Stephen Taylor: Urban Rural
The existing enclave of Shatwell Farm has seen a slow decline in its agricultural industry over recent decades, rendering many of its buildings derelict and redundant. The project is seen as part of a process to revitalise the farmstead at Shatwell. Whilst dairy farming is expected to continue and its farmyard will remain a working environment, the new buildings, together with several existing structures, will strengthen its edges and provide living and working accommodation for a diverse range of disciplines.

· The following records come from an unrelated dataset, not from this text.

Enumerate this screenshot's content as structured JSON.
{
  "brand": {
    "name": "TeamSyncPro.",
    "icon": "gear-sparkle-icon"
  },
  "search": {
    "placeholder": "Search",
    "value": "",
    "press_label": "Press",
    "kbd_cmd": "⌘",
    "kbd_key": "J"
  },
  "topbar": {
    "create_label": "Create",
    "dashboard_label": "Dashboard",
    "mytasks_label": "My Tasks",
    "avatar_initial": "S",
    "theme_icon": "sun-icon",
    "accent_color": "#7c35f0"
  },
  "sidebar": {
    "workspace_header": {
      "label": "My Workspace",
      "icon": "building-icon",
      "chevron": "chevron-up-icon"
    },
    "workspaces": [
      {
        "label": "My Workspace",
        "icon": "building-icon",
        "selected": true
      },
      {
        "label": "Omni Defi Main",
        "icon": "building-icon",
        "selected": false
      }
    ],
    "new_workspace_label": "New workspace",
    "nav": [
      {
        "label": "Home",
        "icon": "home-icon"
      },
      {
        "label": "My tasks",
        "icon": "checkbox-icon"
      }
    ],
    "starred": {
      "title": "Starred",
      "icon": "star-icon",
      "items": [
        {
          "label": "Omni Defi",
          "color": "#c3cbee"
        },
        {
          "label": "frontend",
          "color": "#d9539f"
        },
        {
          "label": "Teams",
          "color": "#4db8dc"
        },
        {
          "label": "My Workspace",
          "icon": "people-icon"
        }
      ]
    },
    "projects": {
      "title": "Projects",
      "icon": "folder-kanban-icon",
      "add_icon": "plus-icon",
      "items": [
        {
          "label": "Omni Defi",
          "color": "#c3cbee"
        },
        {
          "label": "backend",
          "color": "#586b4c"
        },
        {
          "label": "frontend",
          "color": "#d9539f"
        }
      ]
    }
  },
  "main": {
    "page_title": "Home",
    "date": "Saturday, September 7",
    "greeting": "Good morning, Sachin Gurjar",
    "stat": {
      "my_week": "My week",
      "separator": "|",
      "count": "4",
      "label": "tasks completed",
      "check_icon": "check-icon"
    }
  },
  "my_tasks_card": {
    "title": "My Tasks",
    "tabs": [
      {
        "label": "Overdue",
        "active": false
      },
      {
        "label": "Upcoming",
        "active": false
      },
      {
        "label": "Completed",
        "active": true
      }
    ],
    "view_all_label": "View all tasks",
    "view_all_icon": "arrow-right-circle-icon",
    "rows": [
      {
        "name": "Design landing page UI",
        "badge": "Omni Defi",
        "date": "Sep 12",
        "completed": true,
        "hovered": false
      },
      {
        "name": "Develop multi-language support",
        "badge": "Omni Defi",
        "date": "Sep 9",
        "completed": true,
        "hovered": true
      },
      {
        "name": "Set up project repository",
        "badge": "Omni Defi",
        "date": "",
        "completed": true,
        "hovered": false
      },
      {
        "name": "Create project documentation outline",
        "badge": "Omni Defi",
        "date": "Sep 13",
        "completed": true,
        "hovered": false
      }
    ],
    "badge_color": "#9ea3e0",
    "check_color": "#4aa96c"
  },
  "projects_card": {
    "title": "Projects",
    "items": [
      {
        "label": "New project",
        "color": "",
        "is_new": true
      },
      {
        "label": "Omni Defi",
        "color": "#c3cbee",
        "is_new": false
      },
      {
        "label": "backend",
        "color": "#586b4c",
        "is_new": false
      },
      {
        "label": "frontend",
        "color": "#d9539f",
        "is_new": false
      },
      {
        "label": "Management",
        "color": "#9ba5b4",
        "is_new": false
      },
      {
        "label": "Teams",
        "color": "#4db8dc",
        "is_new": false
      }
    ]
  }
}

The northern edge of the farmstead has been supplemented with two colonnaded agricultural buildings: the new cowshed and an associated haybarn. Their position at the mouth of the valley signifies the beginning of the built complex and frames the entrance into the farmyard. The cowshed is the single largest building within the group, capable of accommodating 50 cows. The building is positioned with its covered feedline forming an open stoa as part of the original ‘valley walk’ route from Hadspen House to the farmyard. Acknowledgement of the buildings’s civic role within the farmstead is heightened by the craft of its heavy concrete construction which contrasts with the prefabricated steel shed of the animal enclosure.
Read Graham Bizley’s reflections on the cowshed, written shortly after its construction, here.

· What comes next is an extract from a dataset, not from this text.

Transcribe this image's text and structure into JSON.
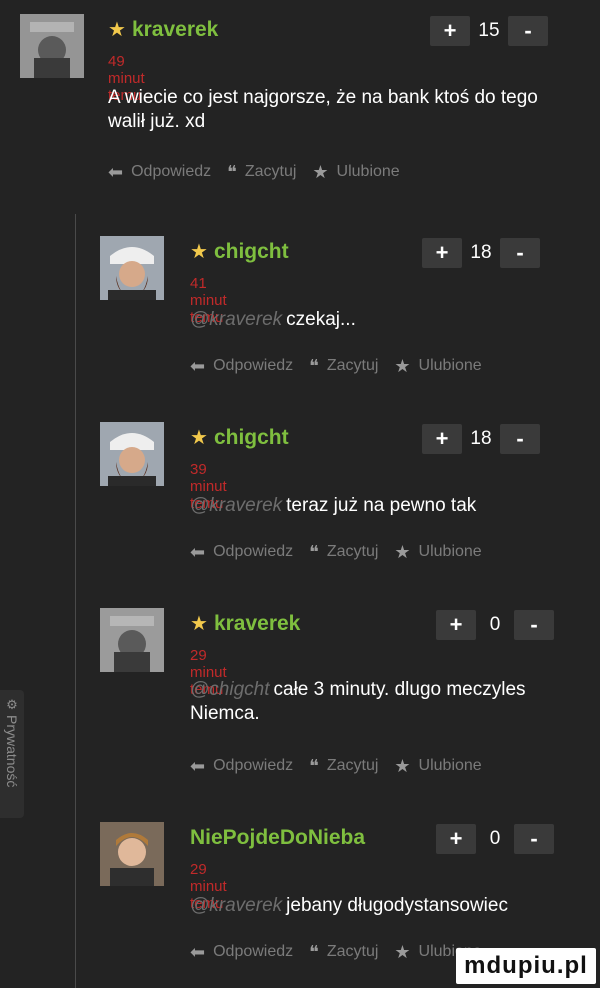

This short text is part of an ongoing series that records the building projects undertaken at Shatwell Farm. For more on the Shatwell Project, click here.